Required action
An exact repetition of the data is required; no picture should appear in it.

Records for the exercise

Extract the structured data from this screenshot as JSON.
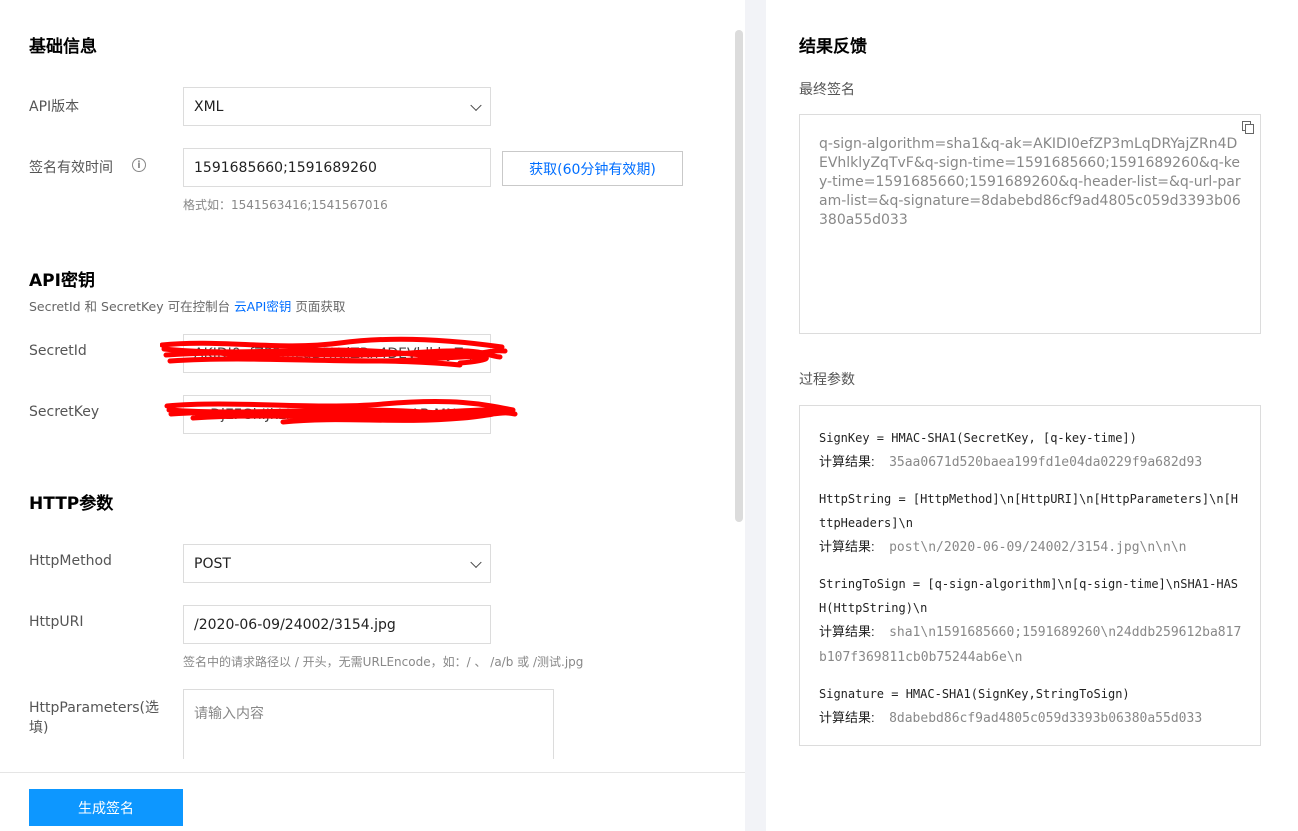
{
  "basic": {
    "title": "基础信息",
    "api_version_label": "API版本",
    "api_version_value": "XML",
    "sign_time_label": "签名有效时间",
    "sign_time_value": "1591685660;1591689260",
    "get_button": "获取(60分钟有效期)",
    "format_hint": "格式如：1541563416;1541567016"
  },
  "api_key": {
    "title": "API密钥",
    "desc_prefix": "SecretId 和 SecretKey 可在控制台 ",
    "desc_link": "云API密钥",
    "desc_suffix": " 页面获取",
    "secret_id_label": "SecretId",
    "secret_id_value": "AKIDI0efZP3mLqDRYajZRn4DEVhlkl yZq",
    "secret_key_label": "SecretKey",
    "secret_key_value": "acDjEFGhIJkLMNopQRstuvW yzAB MNu"
  },
  "http": {
    "title": "HTTP参数",
    "method_label": "HttpMethod",
    "method_value": "POST",
    "uri_label": "HttpURI",
    "uri_value": "/2020-06-09/24002/3154.jpg",
    "uri_hint": "签名中的请求路径以 / 开头，无需URLEncode，如：/ 、 /a/b 或 /测试.jpg",
    "params_label": "HttpParameters(选填)",
    "params_placeholder": "请输入内容"
  },
  "footer": {
    "generate_button": "生成签名"
  },
  "result": {
    "title": "结果反馈",
    "final_sig_label": "最终签名",
    "final_sig": "q-sign-algorithm=sha1&q-ak=AKIDI0efZP3mLqDRYajZRn4DEVhlklyZqTvF&q-sign-time=1591685660;1591689260&q-key-time=1591685660;1591689260&q-header-list=&q-url-param-list=&q-signature=8dabebd86cf9ad4805c059d3393b06380a55d033",
    "process_label": "过程参数",
    "result_word": "计算结果:",
    "sign_key_formula": "SignKey = HMAC-SHA1(SecretKey, [q-key-time])",
    "sign_key_result": "35aa0671d520baea199fd1e04da0229f9a682d93",
    "http_string_formula": "HttpString = [HttpMethod]\\n[HttpURI]\\n[HttpParameters]\\n[HttpHeaders]\\n",
    "http_string_result": "post\\n/2020-06-09/24002/3154.jpg\\n\\n\\n",
    "string_to_sign_formula": "StringToSign = [q-sign-algorithm]\\n[q-sign-time]\\nSHA1-HASH(HttpString)\\n",
    "string_to_sign_result": "sha1\\n1591685660;1591689260\\n24ddb259612ba817b107f369811cb0b75244ab6e\\n",
    "signature_formula": "Signature = HMAC-SHA1(SignKey,StringToSign)",
    "signature_result": "8dabebd86cf9ad4805c059d3393b06380a55d033"
  }
}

Completed task
Extract the structured data from this screenshot as JSON.
{
  "basic": {
    "title": "基础信息",
    "api_version_label": "API版本",
    "api_version_value": "XML",
    "sign_time_label": "签名有效时间",
    "sign_time_value": "1591685660;1591689260",
    "get_button": "获取(60分钟有效期)",
    "format_hint": "格式如：1541563416;1541567016"
  },
  "api_key": {
    "title": "API密钥",
    "desc_prefix": "SecretId 和 SecretKey 可在控制台 ",
    "desc_link": "云API密钥",
    "desc_suffix": " 页面获取",
    "secret_id_label": "SecretId",
    "secret_id_value": "AKIDI0efZP3mLqDRYajZRn4DEVhlkl yZq",
    "secret_key_label": "SecretKey",
    "secret_key_value": "acDjEFGhIJkLMNopQRstuvW yzAB MNu"
  },
  "http": {
    "title": "HTTP参数",
    "method_label": "HttpMethod",
    "method_value": "POST",
    "uri_label": "HttpURI",
    "uri_value": "/2020-06-09/24002/3154.jpg",
    "uri_hint": "签名中的请求路径以 / 开头，无需URLEncode，如：/ 、 /a/b 或 /测试.jpg",
    "params_label": "HttpParameters(选填)",
    "params_placeholder": "请输入内容"
  },
  "footer": {
    "generate_button": "生成签名"
  },
  "result": {
    "title": "结果反馈",
    "final_sig_label": "最终签名",
    "final_sig": "q-sign-algorithm=sha1&q-ak=AKIDI0efZP3mLqDRYajZRn4DEVhlklyZqTvF&q-sign-time=1591685660;1591689260&q-key-time=1591685660;1591689260&q-header-list=&q-url-param-list=&q-signature=8dabebd86cf9ad4805c059d3393b06380a55d033",
    "process_label": "过程参数",
    "result_word": "计算结果:",
    "sign_key_formula": "SignKey = HMAC-SHA1(SecretKey, [q-key-time])",
    "sign_key_result": "35aa0671d520baea199fd1e04da0229f9a682d93",
    "http_string_formula": "HttpString = [HttpMethod]\\n[HttpURI]\\n[HttpParameters]\\n[HttpHeaders]\\n",
    "http_string_result": "post\\n/2020-06-09/24002/3154.jpg\\n\\n\\n",
    "string_to_sign_formula": "StringToSign = [q-sign-algorithm]\\n[q-sign-time]\\nSHA1-HASH(HttpString)\\n",
    "string_to_sign_result": "sha1\\n1591685660;1591689260\\n24ddb259612ba817b107f369811cb0b75244ab6e\\n",
    "signature_formula": "Signature = HMAC-SHA1(SignKey,StringToSign)",
    "signature_result": "8dabebd86cf9ad4805c059d3393b06380a55d033"
  }
}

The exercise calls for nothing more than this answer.